[Start of Attachment]

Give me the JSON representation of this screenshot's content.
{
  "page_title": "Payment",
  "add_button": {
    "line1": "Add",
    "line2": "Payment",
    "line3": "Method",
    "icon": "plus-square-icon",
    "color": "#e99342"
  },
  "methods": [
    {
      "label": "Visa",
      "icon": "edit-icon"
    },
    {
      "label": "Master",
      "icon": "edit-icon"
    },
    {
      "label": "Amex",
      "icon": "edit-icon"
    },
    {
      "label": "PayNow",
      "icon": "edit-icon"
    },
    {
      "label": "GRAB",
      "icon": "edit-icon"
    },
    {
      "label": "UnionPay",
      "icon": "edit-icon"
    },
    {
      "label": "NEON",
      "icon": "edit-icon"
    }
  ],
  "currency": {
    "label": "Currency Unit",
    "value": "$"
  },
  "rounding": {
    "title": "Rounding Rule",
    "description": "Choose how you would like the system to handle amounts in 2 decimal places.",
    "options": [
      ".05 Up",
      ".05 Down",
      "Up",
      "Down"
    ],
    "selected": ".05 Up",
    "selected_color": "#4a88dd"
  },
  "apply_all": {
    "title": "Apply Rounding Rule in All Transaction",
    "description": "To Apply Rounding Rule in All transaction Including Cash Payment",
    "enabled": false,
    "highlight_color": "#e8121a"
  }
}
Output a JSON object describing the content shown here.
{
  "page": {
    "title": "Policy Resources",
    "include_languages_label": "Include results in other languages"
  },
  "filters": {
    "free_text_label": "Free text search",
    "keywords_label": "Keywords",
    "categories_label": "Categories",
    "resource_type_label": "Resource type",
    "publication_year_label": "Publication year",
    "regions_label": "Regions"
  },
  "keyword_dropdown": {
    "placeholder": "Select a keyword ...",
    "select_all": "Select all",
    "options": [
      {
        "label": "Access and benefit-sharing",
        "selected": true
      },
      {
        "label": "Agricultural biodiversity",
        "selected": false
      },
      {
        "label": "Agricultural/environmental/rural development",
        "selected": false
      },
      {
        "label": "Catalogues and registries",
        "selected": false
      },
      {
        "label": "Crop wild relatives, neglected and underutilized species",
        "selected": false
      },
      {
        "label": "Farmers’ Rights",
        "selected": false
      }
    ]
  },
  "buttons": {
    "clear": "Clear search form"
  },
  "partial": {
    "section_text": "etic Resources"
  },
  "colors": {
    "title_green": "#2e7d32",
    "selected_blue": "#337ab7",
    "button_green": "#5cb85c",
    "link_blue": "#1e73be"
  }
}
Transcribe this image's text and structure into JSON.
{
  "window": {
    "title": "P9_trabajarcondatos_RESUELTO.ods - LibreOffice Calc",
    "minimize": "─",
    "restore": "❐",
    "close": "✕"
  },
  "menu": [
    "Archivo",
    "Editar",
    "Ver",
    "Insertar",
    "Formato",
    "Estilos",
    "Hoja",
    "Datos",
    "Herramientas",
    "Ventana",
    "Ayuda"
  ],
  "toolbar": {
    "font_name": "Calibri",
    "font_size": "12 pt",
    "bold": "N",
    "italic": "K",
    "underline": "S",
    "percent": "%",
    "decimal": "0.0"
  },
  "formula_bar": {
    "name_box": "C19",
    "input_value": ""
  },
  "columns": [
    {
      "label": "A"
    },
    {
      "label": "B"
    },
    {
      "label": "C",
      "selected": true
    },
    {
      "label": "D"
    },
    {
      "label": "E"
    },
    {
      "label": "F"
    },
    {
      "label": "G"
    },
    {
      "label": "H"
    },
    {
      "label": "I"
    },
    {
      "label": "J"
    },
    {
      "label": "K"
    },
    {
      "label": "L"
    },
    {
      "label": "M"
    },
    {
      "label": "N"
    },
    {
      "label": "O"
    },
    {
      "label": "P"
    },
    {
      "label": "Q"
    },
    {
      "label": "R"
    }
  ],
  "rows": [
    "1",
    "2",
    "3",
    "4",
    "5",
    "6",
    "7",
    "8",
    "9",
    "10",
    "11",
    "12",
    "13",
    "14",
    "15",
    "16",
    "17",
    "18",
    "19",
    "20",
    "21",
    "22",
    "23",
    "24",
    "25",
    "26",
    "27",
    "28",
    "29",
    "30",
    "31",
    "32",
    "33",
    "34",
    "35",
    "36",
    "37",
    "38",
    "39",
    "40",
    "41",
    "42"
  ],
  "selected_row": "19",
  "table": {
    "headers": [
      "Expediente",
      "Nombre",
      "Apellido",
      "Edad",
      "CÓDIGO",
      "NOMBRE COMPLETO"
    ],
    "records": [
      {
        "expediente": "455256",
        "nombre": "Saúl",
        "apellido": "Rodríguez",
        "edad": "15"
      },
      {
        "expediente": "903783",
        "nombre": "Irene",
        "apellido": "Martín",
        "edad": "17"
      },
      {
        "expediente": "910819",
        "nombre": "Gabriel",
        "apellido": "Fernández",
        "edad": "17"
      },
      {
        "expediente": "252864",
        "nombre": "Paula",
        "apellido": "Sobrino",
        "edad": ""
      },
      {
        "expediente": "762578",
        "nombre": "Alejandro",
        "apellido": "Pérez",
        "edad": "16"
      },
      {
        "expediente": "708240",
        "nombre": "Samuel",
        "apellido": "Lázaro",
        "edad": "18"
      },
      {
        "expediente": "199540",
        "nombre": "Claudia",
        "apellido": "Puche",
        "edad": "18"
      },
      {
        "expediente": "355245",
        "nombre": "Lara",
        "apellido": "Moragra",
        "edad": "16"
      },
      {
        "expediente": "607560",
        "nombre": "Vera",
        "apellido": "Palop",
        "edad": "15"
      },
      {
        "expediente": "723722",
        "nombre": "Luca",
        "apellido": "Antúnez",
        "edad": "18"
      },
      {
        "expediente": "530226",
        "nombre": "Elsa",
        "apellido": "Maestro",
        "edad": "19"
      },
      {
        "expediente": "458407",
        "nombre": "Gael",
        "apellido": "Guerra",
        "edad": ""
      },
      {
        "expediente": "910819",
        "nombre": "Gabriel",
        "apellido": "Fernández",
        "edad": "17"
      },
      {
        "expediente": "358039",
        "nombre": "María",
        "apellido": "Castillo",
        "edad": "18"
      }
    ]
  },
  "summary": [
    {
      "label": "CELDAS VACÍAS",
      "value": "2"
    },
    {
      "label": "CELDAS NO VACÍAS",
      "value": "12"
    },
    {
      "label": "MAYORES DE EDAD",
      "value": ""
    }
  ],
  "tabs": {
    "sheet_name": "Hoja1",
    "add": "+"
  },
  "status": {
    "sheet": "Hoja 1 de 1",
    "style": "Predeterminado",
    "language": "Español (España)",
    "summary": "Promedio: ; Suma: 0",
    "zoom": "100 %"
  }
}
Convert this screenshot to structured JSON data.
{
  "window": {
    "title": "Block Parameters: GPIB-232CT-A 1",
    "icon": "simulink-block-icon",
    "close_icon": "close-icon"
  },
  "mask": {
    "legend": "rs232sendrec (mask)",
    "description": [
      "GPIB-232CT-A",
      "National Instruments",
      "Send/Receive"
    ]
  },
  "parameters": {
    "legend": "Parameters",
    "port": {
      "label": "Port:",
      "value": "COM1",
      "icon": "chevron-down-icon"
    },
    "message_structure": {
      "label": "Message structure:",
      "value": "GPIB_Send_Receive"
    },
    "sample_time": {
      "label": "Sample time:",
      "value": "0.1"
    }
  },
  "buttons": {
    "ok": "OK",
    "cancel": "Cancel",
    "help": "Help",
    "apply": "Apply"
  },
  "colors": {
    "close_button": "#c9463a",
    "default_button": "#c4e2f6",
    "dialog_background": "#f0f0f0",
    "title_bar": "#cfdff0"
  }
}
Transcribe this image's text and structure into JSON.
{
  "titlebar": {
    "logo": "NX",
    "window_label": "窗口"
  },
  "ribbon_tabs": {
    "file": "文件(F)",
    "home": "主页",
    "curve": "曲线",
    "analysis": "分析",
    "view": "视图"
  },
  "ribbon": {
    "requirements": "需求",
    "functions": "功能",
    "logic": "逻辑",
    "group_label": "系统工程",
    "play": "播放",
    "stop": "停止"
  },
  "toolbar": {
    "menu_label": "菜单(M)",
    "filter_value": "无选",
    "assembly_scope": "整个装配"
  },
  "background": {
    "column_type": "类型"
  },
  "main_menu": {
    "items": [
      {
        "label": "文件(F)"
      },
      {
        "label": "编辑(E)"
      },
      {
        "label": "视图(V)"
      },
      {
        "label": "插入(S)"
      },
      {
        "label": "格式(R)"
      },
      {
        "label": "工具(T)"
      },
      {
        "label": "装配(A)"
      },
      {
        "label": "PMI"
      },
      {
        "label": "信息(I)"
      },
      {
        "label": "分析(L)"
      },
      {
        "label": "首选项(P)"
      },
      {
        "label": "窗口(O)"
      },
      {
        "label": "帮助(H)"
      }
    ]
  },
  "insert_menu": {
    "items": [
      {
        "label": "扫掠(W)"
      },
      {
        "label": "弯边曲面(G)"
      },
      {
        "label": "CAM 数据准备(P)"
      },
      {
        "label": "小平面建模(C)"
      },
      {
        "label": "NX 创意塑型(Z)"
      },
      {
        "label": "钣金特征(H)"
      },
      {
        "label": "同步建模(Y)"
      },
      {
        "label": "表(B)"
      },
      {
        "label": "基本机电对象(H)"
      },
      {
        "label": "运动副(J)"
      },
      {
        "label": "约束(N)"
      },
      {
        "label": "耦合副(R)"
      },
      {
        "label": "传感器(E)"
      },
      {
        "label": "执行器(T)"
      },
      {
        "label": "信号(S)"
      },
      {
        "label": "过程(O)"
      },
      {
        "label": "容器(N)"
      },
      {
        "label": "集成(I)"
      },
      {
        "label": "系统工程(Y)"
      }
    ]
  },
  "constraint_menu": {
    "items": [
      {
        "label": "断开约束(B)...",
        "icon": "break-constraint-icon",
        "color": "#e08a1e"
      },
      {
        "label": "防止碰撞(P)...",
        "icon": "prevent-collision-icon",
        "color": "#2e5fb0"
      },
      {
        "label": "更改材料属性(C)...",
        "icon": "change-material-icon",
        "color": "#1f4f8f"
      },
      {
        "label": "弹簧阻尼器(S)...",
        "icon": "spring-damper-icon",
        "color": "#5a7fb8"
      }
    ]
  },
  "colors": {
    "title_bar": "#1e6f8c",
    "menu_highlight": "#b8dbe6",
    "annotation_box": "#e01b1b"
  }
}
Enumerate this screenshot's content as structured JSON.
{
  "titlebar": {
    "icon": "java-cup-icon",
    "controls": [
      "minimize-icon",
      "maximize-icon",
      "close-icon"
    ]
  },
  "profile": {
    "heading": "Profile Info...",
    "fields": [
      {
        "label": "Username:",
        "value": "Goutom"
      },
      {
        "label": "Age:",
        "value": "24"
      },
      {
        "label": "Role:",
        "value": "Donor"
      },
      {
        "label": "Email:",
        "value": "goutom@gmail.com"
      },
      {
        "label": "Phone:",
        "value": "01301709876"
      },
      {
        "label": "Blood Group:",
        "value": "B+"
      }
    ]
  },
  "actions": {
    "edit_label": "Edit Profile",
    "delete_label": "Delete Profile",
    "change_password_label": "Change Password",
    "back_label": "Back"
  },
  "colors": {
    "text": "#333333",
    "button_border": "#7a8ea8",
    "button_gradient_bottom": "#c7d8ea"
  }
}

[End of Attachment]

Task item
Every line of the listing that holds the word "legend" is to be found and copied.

Exercise solution
    "legend": "rs232sendrec (mask)",
    "legend": "Parameters",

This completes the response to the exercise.